in my case i also had to check which jdk compiler produced the class files. one can always opt for javap that prints minor and major versions, or if you are feeling manly enough, whip out your favorite hex editor and check bytes 6 and 7 (according to the vm spec). in general, javap is the easiest way to check the internal structure of the class file.

finally, to diff files and directories i simply used svn – check the originals into the local repo, then put your stuff in a working copy – it will do the rest. after all, this is what it’s good at.

oh and why CAFE BABE? look it up

1 this is a whole different and interesting topic – how any sort of generated content creates a possibility of this disconnect. all these xdoclets, jaxb-generated sources, and even compiled classfiles create artifacts that now have a potential of getting out of sync with the sources. yes, proper engineering practices mitigate the risks, but all things being equal, i like the fact that with scripting languages this problem is largely non-existent. what you see is what you run.

2 you could always run javac with -g:none to get rid of line numbers, but it was no help in my case.

some sort of pun on ruby, java, and gluing goes here. i got nothing.

Posted by anton
on Thursday, June 21, 2007

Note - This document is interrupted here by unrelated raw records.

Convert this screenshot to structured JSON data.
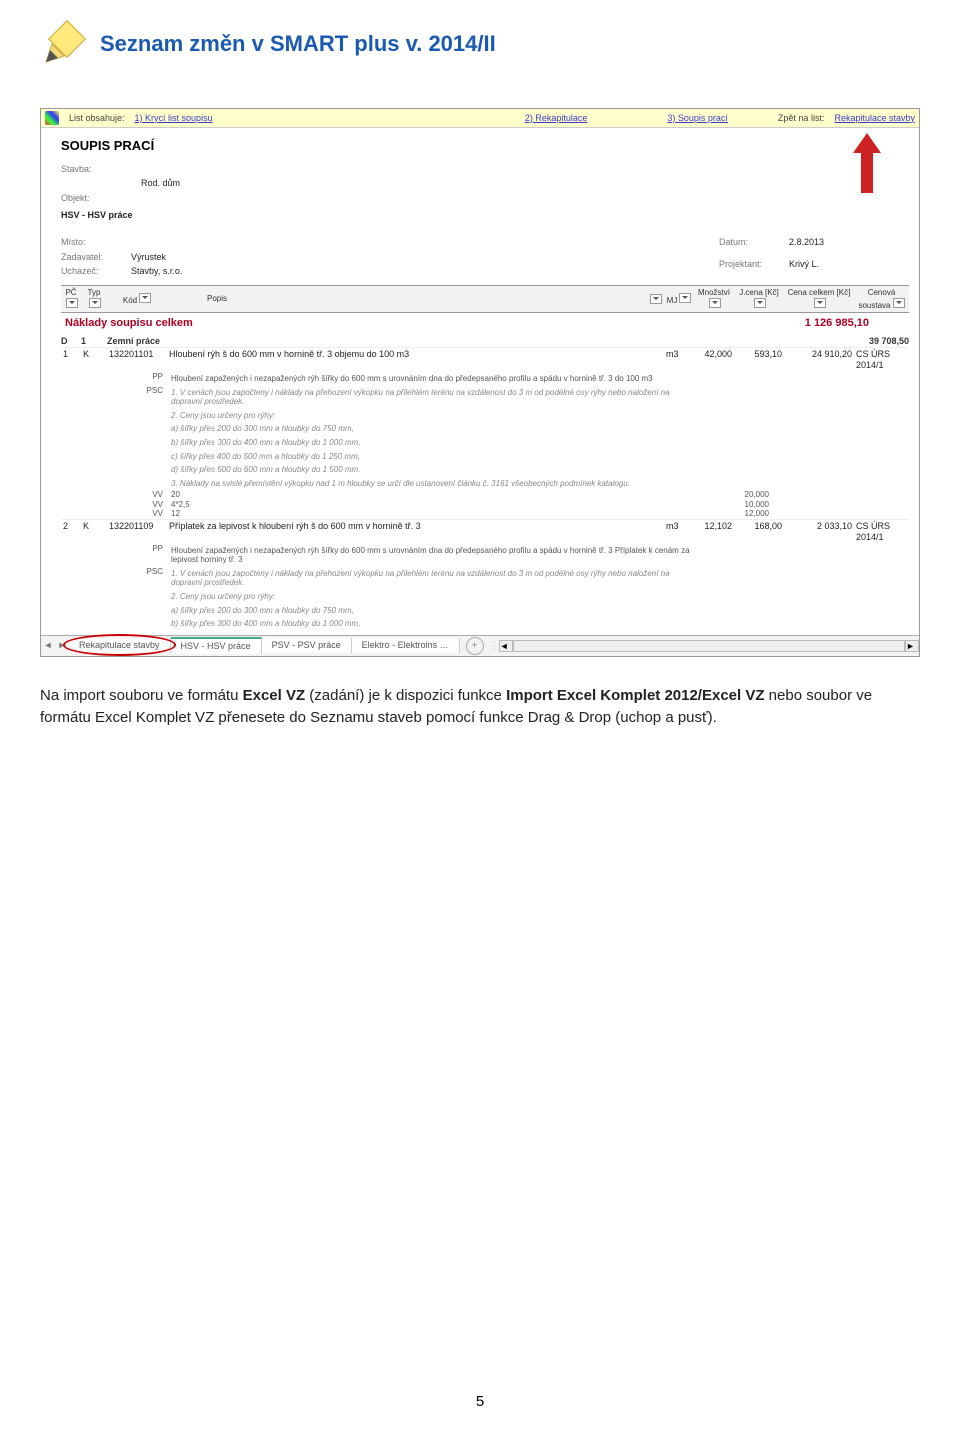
{
  "header": {
    "title": "Seznam změn v SMART plus v. 2014/II"
  },
  "nav": {
    "list_label": "List obsahuje:",
    "link1": "1) Krycí list soupisu",
    "link2": "2) Rekapitulace",
    "link3": "3) Soupis prací",
    "back_label": "Zpět na list:",
    "back_link": "Rekapitulace stavby"
  },
  "doc": {
    "title": "SOUPIS PRACÍ",
    "stavba_lbl": "Stavba:",
    "stavba_val": "Rod. dům",
    "objekt_lbl": "Objekt:",
    "objekt_val": "HSV - HSV práce",
    "misto_lbl": "Místo:",
    "datum_lbl": "Datum:",
    "datum_val": "2.8.2013",
    "zadavatel_lbl": "Zadavatel:",
    "zadavatel_val": "Výrustek",
    "projektant_lbl": "Projektant:",
    "projektant_val": "Krivý L.",
    "uchazec_lbl": "Uchazeč:",
    "uchazec_val": "Stavby, s.r.o."
  },
  "cols": {
    "pc": "PČ",
    "typ": "Typ",
    "kod": "Kód",
    "popis": "Popis",
    "mj": "MJ",
    "mnoz": "Množství",
    "jcena": "J.cena [Kč]",
    "celkem": "Cena celkem [Kč]",
    "soustava": "Cenová soustava"
  },
  "totals": {
    "label": "Náklady soupisu celkem",
    "value": "1 126 985,10"
  },
  "group1": {
    "d": "D",
    "n": "1",
    "name": "Zemní práce",
    "sum": "39 708,50"
  },
  "row1": {
    "pc": "1",
    "typ": "K",
    "kod": "132201101",
    "popis": "Hloubení rýh š do 600 mm v hornině tř. 3 objemu do 100 m3",
    "mj": "m3",
    "mnoz": "42,000",
    "jcena": "593,10",
    "celkem": "24 910,20",
    "soust": "CS ÚRS 2014/1",
    "d1": "Hloubení zapažených i nezapažených rýh šířky do 600 mm  s urovnáním dna do předepsaného profilu a spádu v hornině tř. 3  do 100 m3",
    "n1": "1. V cenách jsou započteny i náklady na přehození výkopku na přilehlém terénu na vzdálenost do 3 m od podélné osy rýhy nebo naložení na dopravní prostředek.",
    "n2": "2. Ceny jsou určeny pro rýhy:",
    "n3": "a) šířky přes 200 do 300 mm a hloubky do 750 mm,",
    "n4": "b) šířky přes 300 do 400 mm a hloubky do 1 000 mm,",
    "n5": "c) šířky přes 400 do 500 mm a hloubky do 1 250 mm,",
    "n6": "d) šířky přes 500 do 600 mm a hloubky do 1 500 mm.",
    "n7": "3. Náklady na svislé přemístění výkopku nad 1 m hloubky se určí dle ustanovení článku č. 3161 všeobecných podmínek katalogu.",
    "vv1_expr": "20",
    "vv1_val": "20,000",
    "vv2_expr": "4*2,5",
    "vv2_val": "10,000",
    "vv3_expr": "12",
    "vv3_val": "12,000"
  },
  "row2": {
    "pc": "2",
    "typ": "K",
    "kod": "132201109",
    "popis": "Příplatek za lepivost k hloubení rýh š do 600 mm v hornině tř. 3",
    "mj": "m3",
    "mnoz": "12,102",
    "jcena": "168,00",
    "celkem": "2 033,10",
    "soust": "CS ÚRS 2014/1",
    "d1": "Hloubení zapažených i nezapažených rýh šířky do 600 mm  s urovnáním dna do předepsaného profilu a spádu v hornině tř. 3  Příplatek k cenám za lepivost horniny tř. 3",
    "n1": "1. V cenách jsou započteny i náklady na přehození výkopku na přilehlém terénu na vzdálenost do 3 m od podélné osy rýhy nebo naložení na dopravní prostředek.",
    "n2": "2. Ceny jsou určeny pro rýhy:",
    "n3": "a) šířky přes 200 do 300 mm a hloubky do 750 mm,",
    "n4": "b) šířky přes 300 do 400 mm a hloubky do 1 000 mm,"
  },
  "tabs": {
    "t1": "Rekapitulace stavby",
    "t2": "HSV - HSV práce",
    "t3": "PSV - PSV práce",
    "t4": "Elektro - Elektroins …"
  },
  "vv": "VV",
  "pp": "PP",
  "psc": "PSC",
  "body": {
    "p1a": "Na import souboru ve formátu ",
    "p1b": "Excel VZ",
    "p1c": " (zadání) je k dispozici funkce ",
    "p1d": "Import Excel Komplet 2012/Excel VZ",
    "p1e": " nebo soubor ve formátu Excel Komplet VZ přenesete do Seznamu staveb pomocí funkce Drag & Drop (uchop a pusť)."
  },
  "pagenum": "5"
}
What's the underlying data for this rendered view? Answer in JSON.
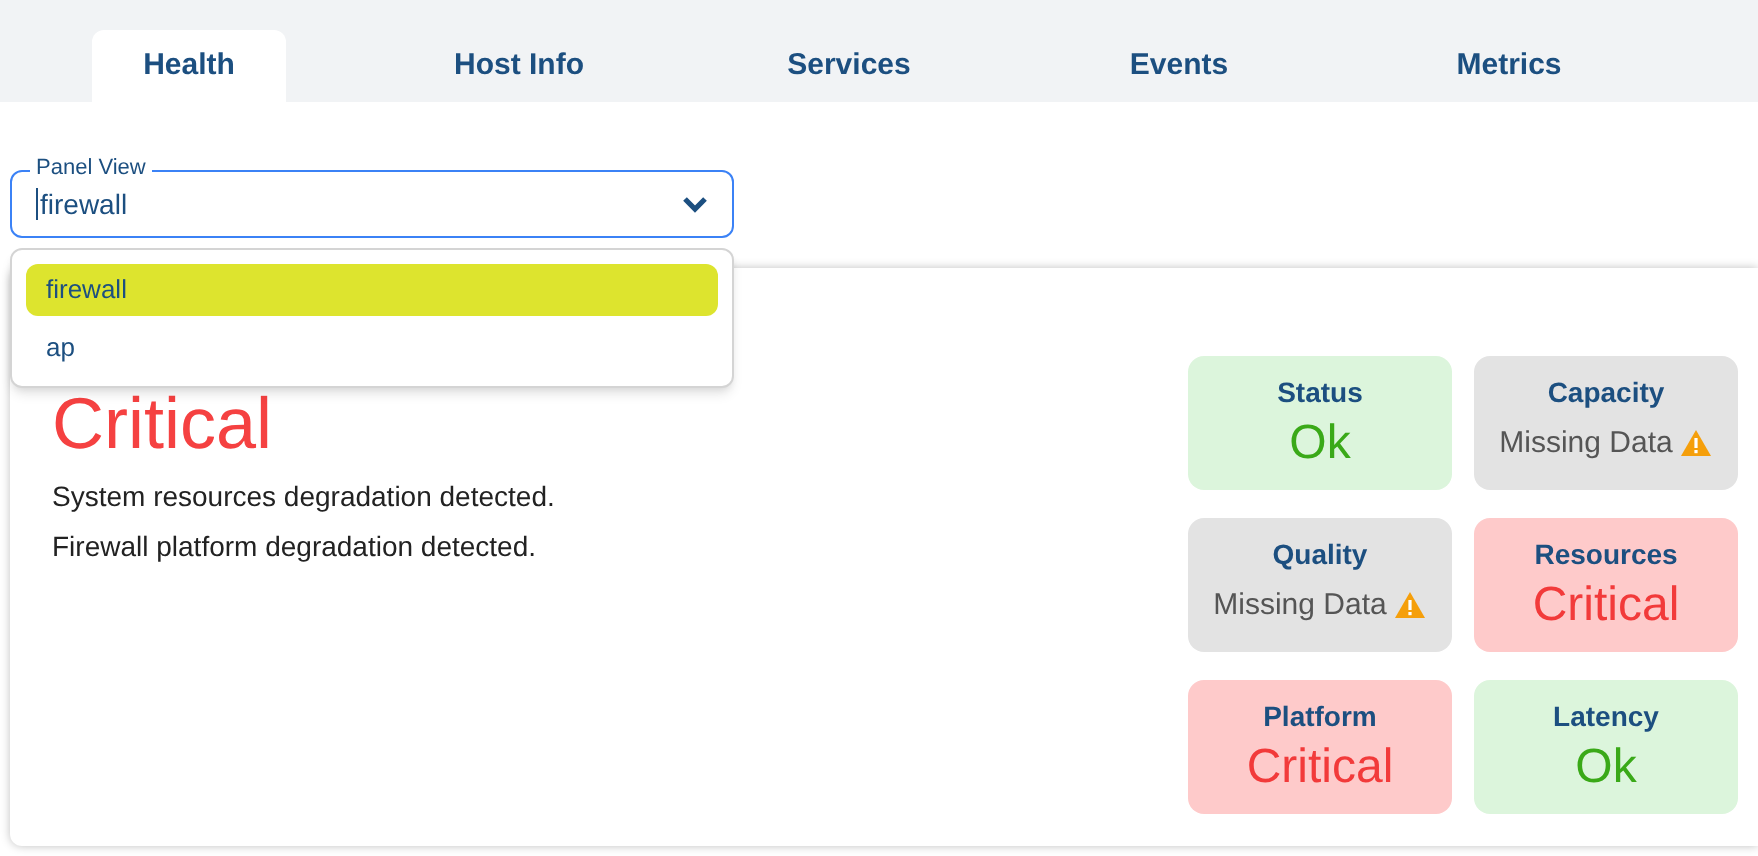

speaking of gluing things, below is a jruby script i cobbled together to get a backup of an archaic snipsnap instance.

as you might have guessed, it was just an excuse to play with ActiveRecord-JDBC, since all it really takes is just connecting to the database and pulling one table out.

still, it was fun and just a few lines of code, although you had to install ActiveRecord gem as well as ActiveRecord-JDBC gem (not to mention adding mysql jdbc driver in the classpath). as an excuse, i did not want to deal with low-level jdbc machinery, nor did i want to install another gem to get ruby's mysql connectivity.

although it takes an ungodly amount of time to startup, it works just fine. here's the best of both worlds - java's jdbc type4 driver prowess and ruby's terse and readable way of expressing yourself (plus the quick feedback of edit-run-swear-edit cycle):

snipsnap does boast xml-rpc support, but it only provides a meager pingback ability.